State Senator Andy Berke is questioning taxpaying funding to a for-profit Tennessee school that draws students from all over the state and whose students are showing "a dismal performance."
“This is a case of government letting down our students and our taxpayers,” Senator Berke said. “It defies common sense.”
The Tennessee Virtual Academy is owned and operated by K12 Inc., an out-of-state corporation, and its test scores are among the lowest in the state. School districts receive state funding based on enrollment. When a student transfers to the virtual academy, state funding for that student leaves the local district and goes to K12, he noted.
A letter was sent to legislative leaders Wednesday "demanding accountability."
He said the most recent state accountability measures "show how K12, Inc. is failing students":
? The Tennessee Virtual Academy scored the lowest possible TVAAS score, which shows whether a student increased or decreased academic growth.

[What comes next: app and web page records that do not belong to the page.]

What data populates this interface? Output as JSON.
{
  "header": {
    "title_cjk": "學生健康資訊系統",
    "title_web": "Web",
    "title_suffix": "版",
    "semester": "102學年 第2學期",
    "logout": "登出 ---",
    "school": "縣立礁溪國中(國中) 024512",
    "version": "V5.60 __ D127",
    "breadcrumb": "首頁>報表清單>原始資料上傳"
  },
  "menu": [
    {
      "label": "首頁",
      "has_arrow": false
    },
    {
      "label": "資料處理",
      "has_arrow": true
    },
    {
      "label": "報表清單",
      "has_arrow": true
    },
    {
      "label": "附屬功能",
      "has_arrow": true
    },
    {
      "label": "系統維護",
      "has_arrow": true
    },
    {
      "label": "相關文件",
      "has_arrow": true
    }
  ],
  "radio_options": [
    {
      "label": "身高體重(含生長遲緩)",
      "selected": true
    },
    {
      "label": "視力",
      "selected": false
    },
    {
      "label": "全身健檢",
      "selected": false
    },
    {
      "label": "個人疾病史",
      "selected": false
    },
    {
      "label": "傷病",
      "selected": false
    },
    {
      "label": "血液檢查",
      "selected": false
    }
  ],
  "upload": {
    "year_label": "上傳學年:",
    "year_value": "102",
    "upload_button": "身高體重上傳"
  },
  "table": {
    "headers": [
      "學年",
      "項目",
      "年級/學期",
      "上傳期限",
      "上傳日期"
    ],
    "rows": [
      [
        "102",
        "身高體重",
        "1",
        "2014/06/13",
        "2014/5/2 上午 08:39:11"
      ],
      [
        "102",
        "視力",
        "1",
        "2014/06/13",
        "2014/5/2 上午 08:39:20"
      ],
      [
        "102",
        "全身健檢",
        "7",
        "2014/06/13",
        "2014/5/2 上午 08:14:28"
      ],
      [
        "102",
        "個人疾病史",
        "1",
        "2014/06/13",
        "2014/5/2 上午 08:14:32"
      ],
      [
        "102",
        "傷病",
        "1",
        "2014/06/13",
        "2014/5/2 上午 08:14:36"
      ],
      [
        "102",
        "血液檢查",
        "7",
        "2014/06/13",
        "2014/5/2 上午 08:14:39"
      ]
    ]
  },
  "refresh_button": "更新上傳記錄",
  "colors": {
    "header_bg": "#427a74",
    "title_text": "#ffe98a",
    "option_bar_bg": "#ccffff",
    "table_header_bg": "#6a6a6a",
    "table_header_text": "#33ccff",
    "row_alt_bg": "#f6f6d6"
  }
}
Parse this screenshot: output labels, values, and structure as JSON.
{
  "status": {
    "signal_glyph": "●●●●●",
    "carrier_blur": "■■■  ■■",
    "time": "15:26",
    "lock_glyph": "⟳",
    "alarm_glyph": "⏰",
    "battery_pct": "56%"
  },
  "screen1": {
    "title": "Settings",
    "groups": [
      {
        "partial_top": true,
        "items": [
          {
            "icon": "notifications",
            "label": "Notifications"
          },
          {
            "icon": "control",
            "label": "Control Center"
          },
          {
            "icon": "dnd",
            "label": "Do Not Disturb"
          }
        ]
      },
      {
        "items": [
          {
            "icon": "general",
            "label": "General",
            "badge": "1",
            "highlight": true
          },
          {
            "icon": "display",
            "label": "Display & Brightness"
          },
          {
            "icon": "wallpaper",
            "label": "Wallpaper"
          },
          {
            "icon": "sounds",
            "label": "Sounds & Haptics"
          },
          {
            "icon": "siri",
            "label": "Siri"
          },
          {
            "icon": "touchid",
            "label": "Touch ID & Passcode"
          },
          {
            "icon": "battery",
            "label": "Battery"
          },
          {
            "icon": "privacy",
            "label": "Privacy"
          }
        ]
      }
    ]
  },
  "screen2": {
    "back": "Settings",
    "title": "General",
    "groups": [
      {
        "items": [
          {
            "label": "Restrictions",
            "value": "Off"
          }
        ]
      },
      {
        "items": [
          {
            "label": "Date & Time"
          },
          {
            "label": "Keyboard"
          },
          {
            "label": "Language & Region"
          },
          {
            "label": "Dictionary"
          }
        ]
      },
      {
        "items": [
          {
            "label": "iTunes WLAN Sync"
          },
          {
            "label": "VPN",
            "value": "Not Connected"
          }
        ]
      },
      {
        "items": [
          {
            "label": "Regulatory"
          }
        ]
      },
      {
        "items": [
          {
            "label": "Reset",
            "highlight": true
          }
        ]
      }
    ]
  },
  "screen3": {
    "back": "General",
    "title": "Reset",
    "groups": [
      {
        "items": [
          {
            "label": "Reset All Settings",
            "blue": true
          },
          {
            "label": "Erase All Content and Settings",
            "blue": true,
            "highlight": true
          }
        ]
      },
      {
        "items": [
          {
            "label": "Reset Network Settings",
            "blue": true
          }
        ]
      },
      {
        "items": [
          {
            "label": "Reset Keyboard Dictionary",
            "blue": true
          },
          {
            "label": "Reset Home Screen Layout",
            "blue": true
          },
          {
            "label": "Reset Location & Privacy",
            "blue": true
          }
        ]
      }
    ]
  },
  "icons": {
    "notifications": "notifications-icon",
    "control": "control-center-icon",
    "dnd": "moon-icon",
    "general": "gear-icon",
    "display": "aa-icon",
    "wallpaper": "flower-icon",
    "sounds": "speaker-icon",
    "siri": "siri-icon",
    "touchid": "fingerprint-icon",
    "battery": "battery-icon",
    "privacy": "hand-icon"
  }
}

? Only 11 percent of schools in Tennessee scored in that category, putting them “significantly below expectations,” according to the Department of Education.
? A value-added index of -25.27, which ranks “near the bottom of the bottom.”
? Only 16.4 percent of students scored proficient or advanced in math on state TCAP tests.
“I believe every child deserves an excellent education,” Senator Berke said in the letter. “The poor scores on academic achievement show K12 does not fulfill our expectations. Our accountability as lawmakers is to students, parents, and taxpayers in Tennessee, and we must make sure dollars go to work in the classroom.”